Application Required Bandwitdh
Electronic Banking Minimum: 40Kbs Ideal: 400Kbs*
Telegaming Minimum: 40Kbs Ideal: 600 Kbs*
Home Shopping Minimum: 40Kbs Ideal: 1.5Mbs to 7Mbs*
Electronic Newspapers Minimum: 40Kbs Ideal: 2Mbs*
Low Quality Audio 56 kbps ***
Video Telephony Minimum: 70Kbs Ideal: 200Kbs*
VoIP 90 kbps ***
VoIP: Per Call Bandwidth Consumption, BosCom
Voice Over IP - Per Call Bandwidth Consumption, CISCO
Calculating VoIP Bandwidth Consumption, Network Observations (May 20, 2008)
Audio on Demand Minimum: 110Kbs Ideal: 700 Kbs *
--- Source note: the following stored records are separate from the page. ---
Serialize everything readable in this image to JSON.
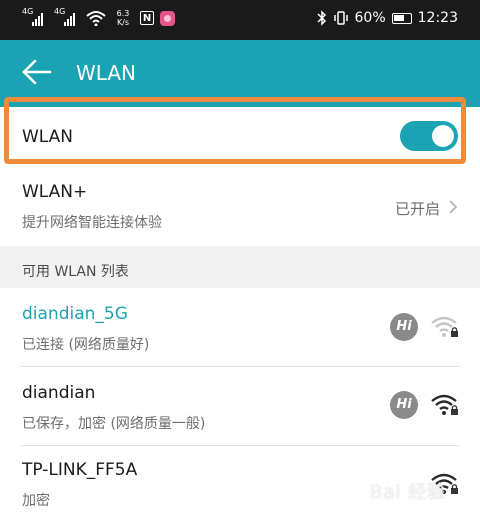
{
  "status_bar": {
    "sig1": "4G",
    "sig2": "4G",
    "speed_value": "6.3",
    "speed_unit": "K/s",
    "nfc": "N",
    "battery": "60%",
    "time": "12:23"
  },
  "header": {
    "title": "WLAN"
  },
  "wlan_toggle": {
    "label": "WLAN",
    "enabled": true
  },
  "wlan_plus": {
    "title": "WLAN+",
    "subtitle": "提升网络智能连接体验",
    "value": "已开启"
  },
  "section": {
    "label": "可用 WLAN 列表"
  },
  "networks": [
    {
      "ssid": "diandian_5G",
      "status": "已连接 (网络质量好)",
      "hi": "Hi",
      "connected_color": "#1ca3b3"
    },
    {
      "ssid": "diandian",
      "status": "已保存，加密 (网络质量一般)",
      "hi": "Hi"
    },
    {
      "ssid": "TP-LINK_FF5A",
      "status": "加密"
    }
  ],
  "colors": {
    "accent": "#1ca3b3",
    "highlight": "#f08a3c",
    "status_bar": "#1a1a1a"
  },
  "watermark": "Bai 经验"
}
Low Videoconferencing

0.384 Mbps MPEG-4**
Minimum: 110Kbs Ideal: 800Kbs * ~
6 mbps ***

Teleworking Minimum: 110Kbs Ideal: 1.5Mbs to 7Mbs* ~
Tele or E-Learning Minimum: 110Kbs Ideal: 1.5Mbs to 7Mbs*
TeleMedicine Minimum: 110Kbs Ideal: 1.5Mbs to 7Mbs* ~
FCC Definition of Broadband 200 kbps [Sec. 706]
Near Video on Demand Minimum: 1Mbs Ideal: 1.5Mbs to 7Mbs *
Video in Window (YouTube) 1.5 mbps MPEG-1[** ] [***]
Movies on Demand Minimum: 1Mbs Ideal: 1.5Mbs to 7Mbs*
Digital Television Minimum: 1Mbs Ideal: 7Mbs (Canada Broadband Task Force)
VHS Quality Full Screen 1 to 2 mbps MPEG-2 **
Broadcast NTSC 2 to 3 mbps MPEG-2 **
Broadcast PAL 4 to 6 mbps MPEG-2 **
Professional PAL 8 to 10 mbps MPEG-2 **
Broadcast HDTV 12 to 20 mbps MPEG-2 [**] [***]
DVB Satellite Multiplex 28 to 40 mbps MPEG-2 Transport **
Professional HDTV 32 to 40 mbps MPEG-2 **
Contribution TV 34 to 50 mbps MPEG-2-I **
Contribution HDTV 140 mbps MPEG-2-I **
Raw NTSC 168 mbps uncompressed **
Raw PAL 216 mbps uncompressed **
Raw Contribution PAL 270 mbps uncompressed **
Raw HDTV 1000 to 1500 mbps uncompressed **

*Source:  TechNet Broadband Primer Jan 2002
** Source:
*** "High-Speed Services for Internet Access as of June 30, 2006," Industry Analysis and Technology Division, Wireline Competition Bureau, Federal Communications Commission

Links and Sources

  © Cybertelecom ::